When we meet together to take communion, we are identifying with the story of the Bible. We are declaring that the Savior who has given his body to be broken and had his blood spilt for us is “my” Savior. We declare with Paul, “I have been crucified with Christ, and I no longer live, but Christ lives in me. The life I now live in the body, I live by faith in the Son of God, who loved me and gave himself for me” (Galatians 2:20 CSB). We declare ourselves a person belonging to the Messiah who was prophesied to come. We take the cup of the “blood of the covenant” (Mark 14:24) and identify as one who is under the new covenant promised in Jeremiah 31 in which God said he would “forgive their iniquity, and . . . remember their sin no more” (v. 34).
As we take communion, we declare that great story of the gospel—the true story of the whole world—over our lives and to those who are watching, and we take our place within its pages. As we remind ourselves of this story, we ground ourselves in the declaration of forgiveness of our sins because Jesus was “pierced for our transgressions; he was crushed for our iniquities; upon him was the chastisement that brought us peace, and with his wounds we are healed” (Isaiah 53:5). “The cup of blessing that we bless, is it not a participation in the blood of Christ? The bread that we break, is it not a participation in the body of Christ?” (1 Corinthians 10:16). Jesus is your Savior if you take the Lord’s Supper in faith.

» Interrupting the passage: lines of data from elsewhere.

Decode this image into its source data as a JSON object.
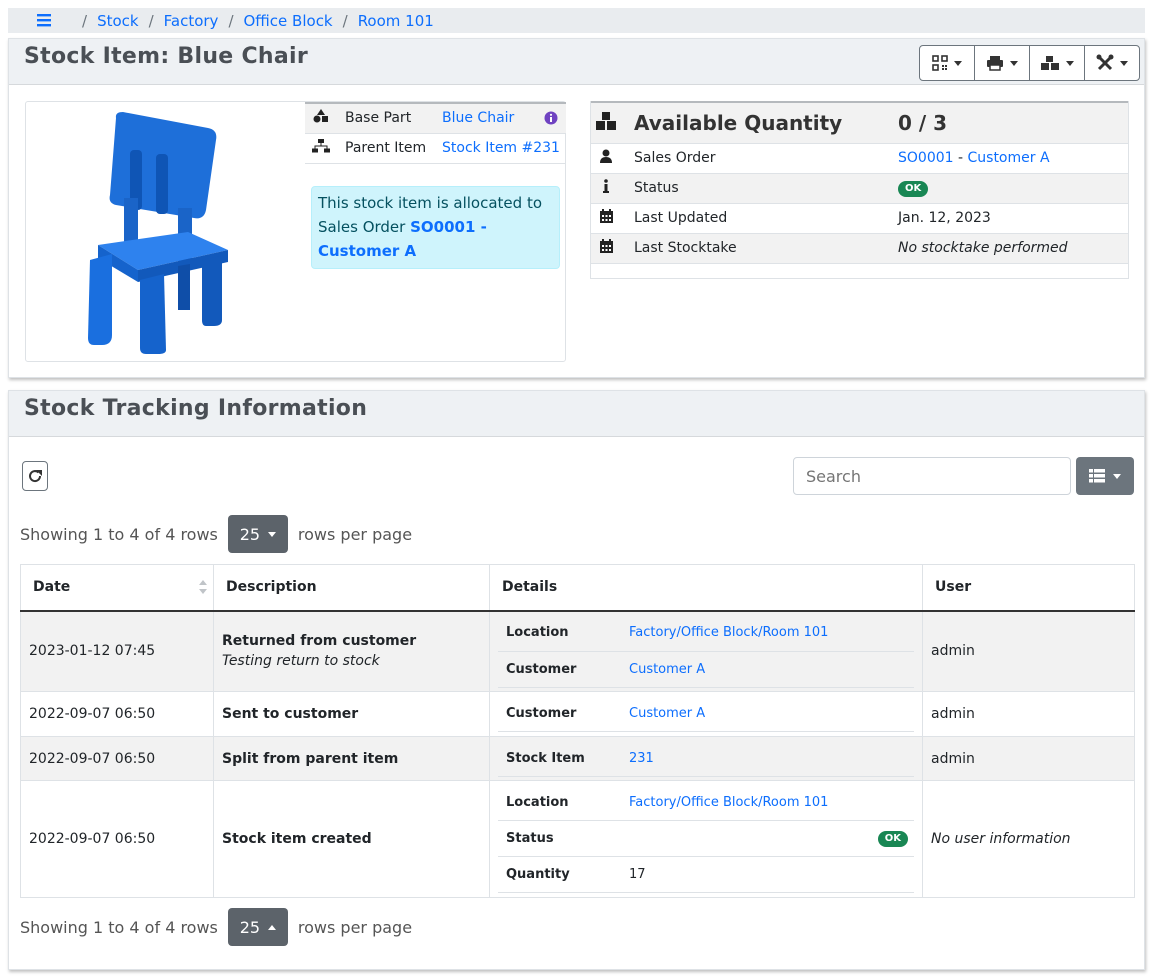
{
  "breadcrumb": {
    "items": [
      "Stock",
      "Factory",
      "Office Block",
      "Room 101"
    ]
  },
  "item_panel": {
    "title": "Stock Item: Blue Chair",
    "info": {
      "base_part_label": "Base Part",
      "base_part_value": "Blue Chair",
      "parent_item_label": "Parent Item",
      "parent_item_value": "Stock Item #231"
    },
    "allocation": {
      "text": "This stock item is allocated to Sales Order ",
      "link": "SO0001 - Customer A"
    },
    "quantity": {
      "label": "Available Quantity",
      "value": "0 / 3",
      "rows": [
        {
          "label": "Sales Order",
          "so_link": "SO0001",
          "sep": " - ",
          "customer_link": "Customer A"
        },
        {
          "label": "Status",
          "badge": "OK"
        },
        {
          "label": "Last Updated",
          "value": "Jan. 12, 2023"
        },
        {
          "label": "Last Stocktake",
          "value": "No stocktake performed"
        }
      ]
    }
  },
  "tracking_panel": {
    "title": "Stock Tracking Information",
    "search_placeholder": "Search",
    "pagination": {
      "summary": "Showing 1 to 4 of 4 rows",
      "page_size": "25",
      "suffix": "rows per page"
    },
    "columns": [
      "Date",
      "Description",
      "Details",
      "User"
    ],
    "rows": [
      {
        "date": "2023-01-12 07:45",
        "title": "Returned from customer",
        "subtitle": "Testing return to stock",
        "details": [
          {
            "key": "Location",
            "value": "Factory/Office Block/Room 101"
          },
          {
            "key": "Customer",
            "value": "Customer A"
          }
        ],
        "user": "admin"
      },
      {
        "date": "2022-09-07 06:50",
        "title": "Sent to customer",
        "details": [
          {
            "key": "Customer",
            "value": "Customer A"
          }
        ],
        "user": "admin"
      },
      {
        "date": "2022-09-07 06:50",
        "title": "Split from parent item",
        "details": [
          {
            "key": "Stock Item",
            "value": "231"
          }
        ],
        "user": "admin"
      },
      {
        "date": "2022-09-07 06:50",
        "title": "Stock item created",
        "details": [
          {
            "key": "Location",
            "value": "Factory/Office Block/Room 101"
          },
          {
            "key": "Status",
            "badge": "OK"
          },
          {
            "key": "Quantity",
            "value": "17"
          }
        ],
        "user": "No user information"
      }
    ]
  },
  "colors": {
    "link": "#0d6efd",
    "ok_badge": "#198754",
    "alert_bg": "#cff4fc",
    "chair": "#1e6fd9"
  }
}
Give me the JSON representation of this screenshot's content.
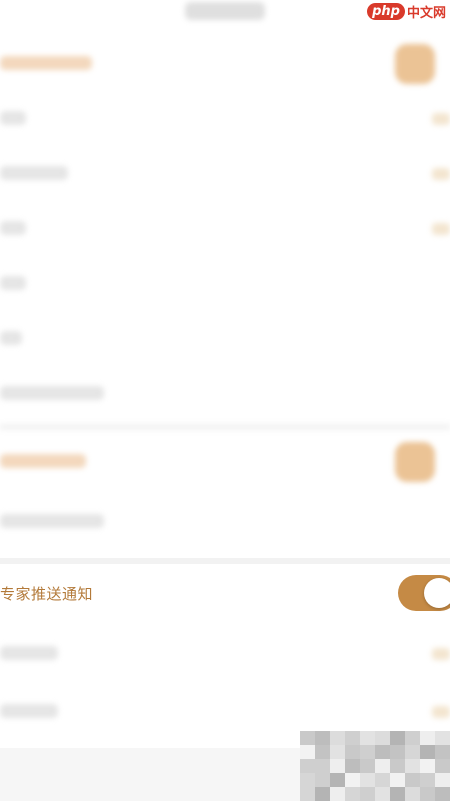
{
  "notification_setting": {
    "label": "专家推送通知",
    "enabled": true
  },
  "watermark": {
    "logo": "php",
    "text": "中文网"
  },
  "colors": {
    "accent": "#c58a45",
    "label": "#b37a3a",
    "watermark_red": "#d93a2b"
  }
}
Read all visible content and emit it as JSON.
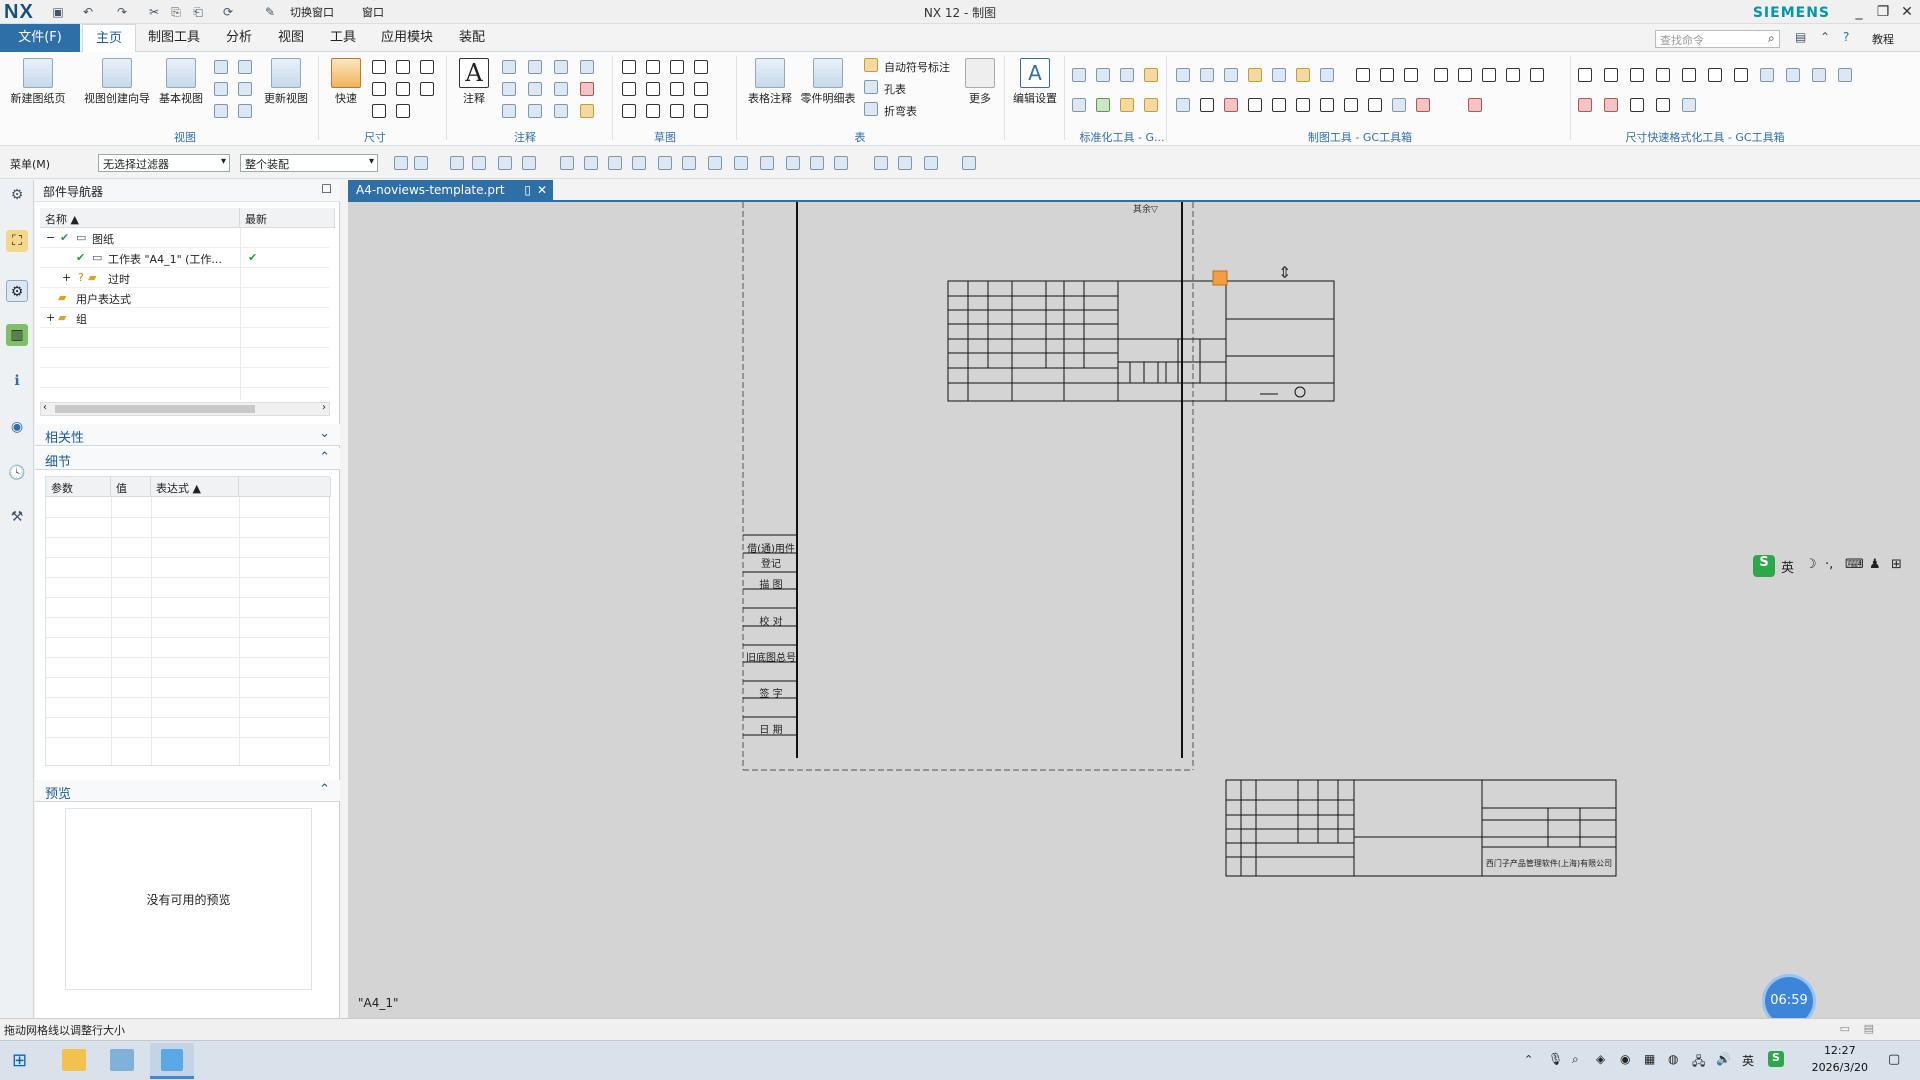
{
  "app": {
    "logo": "NX",
    "window_title": "NX 12 - 制图",
    "brand": "SIEMENS",
    "quick_access": {
      "switch_window": "切换窗口",
      "window_menu": "窗口"
    }
  },
  "menu_tabs": {
    "file": "文件(F)",
    "items": [
      "主页",
      "制图工具",
      "分析",
      "视图",
      "工具",
      "应用模块",
      "装配"
    ],
    "active": "主页"
  },
  "command_search_placeholder": "查找命令",
  "help_label": "教程",
  "ribbon": {
    "view_group": {
      "label": "视图",
      "new_sheet": "新建图纸页",
      "view_wizard": "视图创建向导",
      "base_view": "基本视图",
      "update_view": "更新视图"
    },
    "dimension_group": {
      "label": "尺寸",
      "rapid": "快速"
    },
    "annotation_group": {
      "label": "注释",
      "note": "注释"
    },
    "sketch_group": {
      "label": "草图"
    },
    "table_group": {
      "label": "表",
      "tabular_note": "表格注释",
      "parts_list": "零件明细表",
      "auto_balloon": "自动符号标注",
      "hole_table": "孔表",
      "bend_table": "折弯表",
      "more": "更多"
    },
    "edit_settings": "编辑设置",
    "std_tools_group": "标准化工具 - G...",
    "gc_drafting_group": "制图工具 - GC工具箱",
    "gc_dim_group": "尺寸快速格式化工具 - GC工具箱"
  },
  "toolbar2": {
    "menu": "菜单(M)",
    "filter": "无选择过滤器",
    "scope": "整个装配"
  },
  "navigator": {
    "title": "部件导航器",
    "columns": [
      "名称",
      "最新"
    ],
    "tree": [
      {
        "label": "图纸",
        "level": 0,
        "expand": "−"
      },
      {
        "label": "工作表 \"A4_1\" (工作...",
        "level": 1,
        "expand": "",
        "latest": "✔"
      },
      {
        "label": "过时",
        "level": 1,
        "expand": "+"
      },
      {
        "label": "用户表达式",
        "level": 0,
        "expand": ""
      },
      {
        "label": "组",
        "level": 0,
        "expand": "+"
      }
    ],
    "dependency": "相关性",
    "details": "细节",
    "details_columns": [
      "参数",
      "值",
      "表达式"
    ],
    "preview": "预览",
    "preview_empty": "没有可用的预览"
  },
  "document_tab": "A4-noviews-template.prt",
  "sheet_label": "\"A4_1\"",
  "drawing": {
    "side_labels": [
      "借(通)用件登记",
      "描 图",
      "校 对",
      "旧底图总号",
      "签 字",
      "日 期"
    ],
    "ime": "英",
    "company": "西门子产品管理软件(上海)有限公司"
  },
  "status_text": "拖动网格线以调整行大小",
  "timer": "06:59",
  "clock": {
    "time": "12:27",
    "date": "2026/3/20"
  },
  "tray_lang": "英"
}
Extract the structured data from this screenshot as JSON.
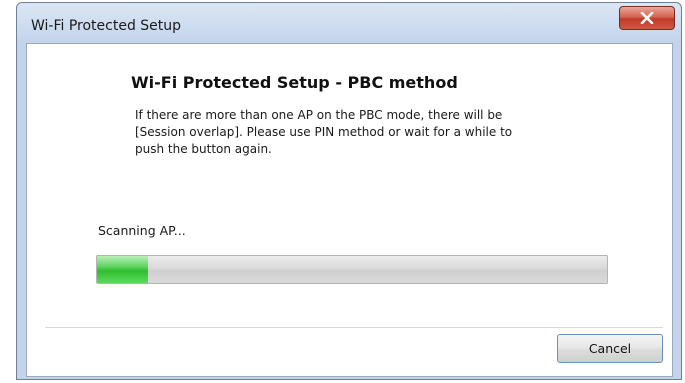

We are not alone in this story. As you sit at Mercy Hill, people are partaking of communion around you and connecting themselves to the story of the gospel along with you. Paul says, “Because there is one bread, we who are many are one body, for we all partake of the one bread” (1 Corinthians 10:17). We find ourselves living in the same story as our brothers and sisters in Christ around us. And not just them, but those who partake worldwide, even those persecuted Christians on the other side of the planet. Also, we are connected to those who have taken the bread and the cup in the past—even the Twelve who were reclining at table with Jesus as he initiated this supper. And thinking even further back, we are one with those Israelites who celebrated the first Passover before their exodus from Egypt—they were trusting in the blood that symbolized to the angel of death to “pass over” their house. This Passover pointed forward to Jesus’ blood who would divert the angel of death from his church for eternity.
And with these brothers and sisters of faith, we share the same hope for the future. Jesus said, “Truly, I say to you, I will not drink again of the fruit of the vine until that day when I drink it new in the kingdom of God” (Mark 14:25). When we partake of communion, we all aim the eyes of our hearts to the wedding feast of the Lamb in the kingdom of God when we will drink the fruit of the vine with Jesus and with all of his people, past and present—the sister sitting next to you, the Christian sitting in prison at this moment, the apostles Peter and Paul, Abraham and Moses. Our story has a glorious ending, and it has already been written. But we take communion in the present to remind ourselves of this story and to re-center ourselves on it.
Jesus is our Savior and the Bible is the story in which we have found our place. As you take communion next week (and even with watching baptism this week!), remember that these ordinances have been given to us by Christ himself as he invites us to identify with him. His victory is our victory; his joy is our joy.
-Alex Nolette (Equip Coordinator)